>> See the accompanying video, below, on the controls for the turbine.

Key to power generation is Renewegy’s electronic Variable Pitch (VP) feature. Patterned after utility-scale turbines, VP controls pitch for each blade within one-tenth of a degree while pitching at speeds up to 15 degrees per second. According to Renewegy engineer Greg Aykens, a closed-loop, Active Pitch Servo manages blade speeds in wind conditions ranging from 6.7–55.9 mph. An electric Active Yaw Servo ensures optimum power generation by directing the blades’ direction into the wind.

Aykens was on hand for the raising of the Wago turbine, a process that takes only 10 minutes given Renewegy’s unique, monopole Tip-Down Tower design. The design cost-effectively replaces the large cranes and heavy-duty equipment needed for installation and maintenance with a hydraulic cylinder system. Thanks to the strong breezes on the hilltop location, the turbine’s three 9.5 meter blades were spinning almost immediately and an online monitoring program showed the generator averaging 600 revolutions per minute. The turbine is capable of generating 20kW.

When it comes to wind turbine automation, power supply and signaling reliability are essential for coping with widely varying wind conditions. Renewegy specified WAGO’s IP67-grade 756 Series cables and connectors for the VP-20’s microprocessor-driven control system. Crucial for safety and reliability, the connections resist dust, water and mechanical loosening caused by vibrations. VP-20 also employs Wago 787 Series power supplies, 288 Series fuse blocks and back-up capacitor module.

Anchoring the VP-20 is a control cabinet that includes Wago’s 288 Series capacitor back-up module and 787 Series Epsitron Pro 24VDC power supplies. The units were specified because they feature PowerBoost, which provides twice the current at constant voltage for approximately four seconds. Essentially, this “boost” ensures reliable, cold-weather start-ups.

The VP-20 wind turbine costs approximately $80,000, but Wago’s costs were offset by about $35,000 in state and federal green energy incentives. It will supply 8-10 percent of the energy needed to run Wago’s onsite engineering, manufacturing and sales operations, and its monitoring functions will supply additional data for the company's energy management strategies. Wago has already installed a Circon building automation system that monitors and controls HVAC and lighting systems to save energy. That system integrates Wago’s LonWorks based devices, as well as highly reflective LED lighting systems.  

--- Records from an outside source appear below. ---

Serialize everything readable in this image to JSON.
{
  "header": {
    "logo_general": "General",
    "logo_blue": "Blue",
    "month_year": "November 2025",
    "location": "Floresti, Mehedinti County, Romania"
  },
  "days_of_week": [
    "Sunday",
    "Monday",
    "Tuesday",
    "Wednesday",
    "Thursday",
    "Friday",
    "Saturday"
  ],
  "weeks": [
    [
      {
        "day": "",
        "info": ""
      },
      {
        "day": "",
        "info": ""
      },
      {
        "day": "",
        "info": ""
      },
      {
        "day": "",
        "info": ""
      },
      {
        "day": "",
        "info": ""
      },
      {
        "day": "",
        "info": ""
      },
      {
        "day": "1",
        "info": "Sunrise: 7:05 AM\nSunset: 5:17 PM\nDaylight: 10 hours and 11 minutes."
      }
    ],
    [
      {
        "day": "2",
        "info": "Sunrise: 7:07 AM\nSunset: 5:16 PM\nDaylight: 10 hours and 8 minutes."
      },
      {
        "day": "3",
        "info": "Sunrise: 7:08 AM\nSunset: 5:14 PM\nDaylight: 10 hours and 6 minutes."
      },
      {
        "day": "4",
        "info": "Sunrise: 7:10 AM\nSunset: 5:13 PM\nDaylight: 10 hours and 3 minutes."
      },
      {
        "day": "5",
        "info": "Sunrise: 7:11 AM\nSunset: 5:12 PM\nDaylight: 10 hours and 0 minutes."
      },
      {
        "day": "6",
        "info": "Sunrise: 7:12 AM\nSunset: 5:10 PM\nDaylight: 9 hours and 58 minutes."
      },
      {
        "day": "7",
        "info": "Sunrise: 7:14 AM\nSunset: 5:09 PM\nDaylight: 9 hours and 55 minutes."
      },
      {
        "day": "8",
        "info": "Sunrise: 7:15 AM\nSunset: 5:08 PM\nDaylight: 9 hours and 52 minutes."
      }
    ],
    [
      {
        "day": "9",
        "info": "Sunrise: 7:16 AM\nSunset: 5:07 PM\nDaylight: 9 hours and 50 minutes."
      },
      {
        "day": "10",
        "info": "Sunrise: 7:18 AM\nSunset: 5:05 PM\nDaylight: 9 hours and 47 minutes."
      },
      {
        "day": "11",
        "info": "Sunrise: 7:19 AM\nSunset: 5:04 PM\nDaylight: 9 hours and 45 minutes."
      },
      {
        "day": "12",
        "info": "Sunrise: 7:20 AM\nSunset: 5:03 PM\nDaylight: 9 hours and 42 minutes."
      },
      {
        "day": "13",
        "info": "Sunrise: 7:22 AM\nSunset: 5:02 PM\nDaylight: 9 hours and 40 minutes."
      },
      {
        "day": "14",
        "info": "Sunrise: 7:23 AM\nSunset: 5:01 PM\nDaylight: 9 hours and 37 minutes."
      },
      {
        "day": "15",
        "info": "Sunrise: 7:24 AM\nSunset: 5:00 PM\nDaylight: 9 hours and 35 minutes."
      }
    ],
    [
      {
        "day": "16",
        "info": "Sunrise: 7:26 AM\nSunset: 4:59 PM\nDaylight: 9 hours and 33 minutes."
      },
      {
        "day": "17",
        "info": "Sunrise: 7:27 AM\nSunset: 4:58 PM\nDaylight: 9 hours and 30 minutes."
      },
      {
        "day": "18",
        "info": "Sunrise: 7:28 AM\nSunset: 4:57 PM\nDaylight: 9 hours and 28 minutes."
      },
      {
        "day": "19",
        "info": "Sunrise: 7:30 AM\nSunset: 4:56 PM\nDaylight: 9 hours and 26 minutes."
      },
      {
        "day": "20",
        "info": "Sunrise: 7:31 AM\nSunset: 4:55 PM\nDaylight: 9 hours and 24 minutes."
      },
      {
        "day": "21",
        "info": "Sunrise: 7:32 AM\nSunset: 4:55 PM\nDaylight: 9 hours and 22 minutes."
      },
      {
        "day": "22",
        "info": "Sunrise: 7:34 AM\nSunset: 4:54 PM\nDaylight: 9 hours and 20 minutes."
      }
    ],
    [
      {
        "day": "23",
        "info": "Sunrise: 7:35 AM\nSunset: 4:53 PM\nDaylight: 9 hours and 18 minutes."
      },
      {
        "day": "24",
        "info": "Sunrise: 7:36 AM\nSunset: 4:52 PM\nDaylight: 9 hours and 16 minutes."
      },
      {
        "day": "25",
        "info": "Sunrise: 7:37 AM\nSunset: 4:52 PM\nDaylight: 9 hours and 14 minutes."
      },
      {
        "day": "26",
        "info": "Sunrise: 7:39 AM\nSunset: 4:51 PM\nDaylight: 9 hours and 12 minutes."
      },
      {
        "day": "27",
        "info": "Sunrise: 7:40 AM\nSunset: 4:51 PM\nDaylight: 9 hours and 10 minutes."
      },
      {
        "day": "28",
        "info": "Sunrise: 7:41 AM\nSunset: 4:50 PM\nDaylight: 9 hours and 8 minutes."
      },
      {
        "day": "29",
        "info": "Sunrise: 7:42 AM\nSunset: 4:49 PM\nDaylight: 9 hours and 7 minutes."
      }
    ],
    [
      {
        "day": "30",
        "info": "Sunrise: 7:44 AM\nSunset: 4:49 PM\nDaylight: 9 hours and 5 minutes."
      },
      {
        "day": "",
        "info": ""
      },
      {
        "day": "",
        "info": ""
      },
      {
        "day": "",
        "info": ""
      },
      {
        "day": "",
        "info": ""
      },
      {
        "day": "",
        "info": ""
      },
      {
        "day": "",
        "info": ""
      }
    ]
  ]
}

Wago sees the Renewegy system as a way to enhance its expertise in green energy applications. “We already sell into the solar, wind and highly reflective LED markets, supplying everything from connectors to controllers, and see a lot of potential there,” said Artmann. Wago Marketing Manager Dean Norton said the company will be unveiling additional products later this year specifically applicable to wind turbine control and monitoring.  

Renee Robbins Bassett, [email protected], is managing editor of Automation World.

See also: MatrikonOPC releases OPC Server for Mitsubishi wind turbines to ease integration with HMIs, historians and ERP systems.